The Times Company's search for a new C.E.O. hits the final stretch
The New York Times Company has been without a full-time C.E.O. for about seven months now.
But a replacement for Janet Robinson, who was ousted from the role late last year, could be named before the summer is over.
"Our board has made meaningful progress in the search for a new C.E.O. and we expect to have more to share with you before the end of this quarter," said Arthur Sulzberger Jr., the chairman and interim C.E.O. of the Times Company, during its quarterly earnings call this morning.
Times corporate media reporter Amy Chozick, meanwhile, reported this morning that the company "could announce a successor as early as September."
The Times Company, which has retained the firm Spencer Stuart to help find its next C.E.O., has managed to keep the search under wraps, for the most part. In a May New York Post report, Wall Street Journal publisher Gordon Crovitz and former Newsweek president Alan Spoon were floated as prospective candidates. Last month, Bloomberg's Edmund Lee reported that Sulzberger and the Times board had "initially put together a list of fewer than a dozen candidates to lead the company," including "aspirational picks" like Google's Eric Schmidt, whose digital media bona fides were appealing to Sulzberger.
"Our new C.E.O. must have strong business and digital management skills, plus an understanding of the power of brands," said Sulzbeger on today's call, "and must be able to successfully lead the launch of products that are critical to our future."
He also said Times Company brass had met with "many qualified candidates."
The C.E.O. search narrowed in the second quarter of 2012 as the Times Company saw a 26.4-percent net loss of around $88.2 million, mostly due to a write-down in its struggling personal-service website, About.com, and continued digital and print advertising declines.
Revenues in the news media group, however, which includes the Times and The Boston Globe, improved 1.2 percent to $489.8 million thanks to circulation revenue increases attributed to the paid digital model implemented last year at the company's largest publications. (Sidenote: the Globe began the week with layoffs and buyout offers.)
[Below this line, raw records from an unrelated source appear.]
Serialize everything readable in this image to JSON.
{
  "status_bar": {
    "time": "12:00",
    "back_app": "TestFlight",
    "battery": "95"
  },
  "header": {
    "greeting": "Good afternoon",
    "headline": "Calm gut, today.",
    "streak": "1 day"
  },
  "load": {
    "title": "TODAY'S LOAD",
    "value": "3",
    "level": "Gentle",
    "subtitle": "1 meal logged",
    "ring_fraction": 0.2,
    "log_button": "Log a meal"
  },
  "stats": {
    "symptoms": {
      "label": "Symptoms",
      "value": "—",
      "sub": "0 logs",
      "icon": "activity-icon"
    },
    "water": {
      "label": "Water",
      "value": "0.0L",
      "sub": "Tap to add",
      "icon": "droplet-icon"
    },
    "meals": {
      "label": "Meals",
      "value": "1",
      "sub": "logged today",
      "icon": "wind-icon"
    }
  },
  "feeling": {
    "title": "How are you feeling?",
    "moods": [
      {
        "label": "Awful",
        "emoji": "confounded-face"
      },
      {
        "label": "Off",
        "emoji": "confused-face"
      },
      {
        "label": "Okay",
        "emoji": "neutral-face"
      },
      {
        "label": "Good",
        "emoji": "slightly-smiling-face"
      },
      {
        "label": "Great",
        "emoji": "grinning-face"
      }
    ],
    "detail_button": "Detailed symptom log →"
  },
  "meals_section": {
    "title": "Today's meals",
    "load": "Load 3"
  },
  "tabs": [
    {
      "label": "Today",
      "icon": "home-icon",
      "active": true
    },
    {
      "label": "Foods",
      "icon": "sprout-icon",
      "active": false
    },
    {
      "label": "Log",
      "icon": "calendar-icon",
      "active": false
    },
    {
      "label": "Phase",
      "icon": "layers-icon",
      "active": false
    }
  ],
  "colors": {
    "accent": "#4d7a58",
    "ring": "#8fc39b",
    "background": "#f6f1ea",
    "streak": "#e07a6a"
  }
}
Combined digital subscriptions to nytimes.com and the website of its sister publication, The International Herald Tribune, totaled 509,000 at the end of the second quarter, a 12-percent increase from this past March, when they had clocked around 454,000 paid subscribers. There were about 281,000 digital subscribers a year ago; the paid model launched in March of last year.
"Retention remains very high," said Denise Warren, general manager of nytimes.com. "Looking ahead we see nothing but opportunity for this business."
As we reported on the eve of the paid model's one-year anniversary, analysts believe global expansion will be key to the long-term growth of the Times' digital brand.
Sulzberger touched on this idea during his prepared remarks today, during which he mentioned the recent launch of a new Times website in China.
"This is the first step in our new international strategy," he said, "which will extend the global reach of the Times and expand our international audience."
There were 38.1 million unique global visitors to nytimes.com during the month of June, down from 44.2 million last June, according to comScore.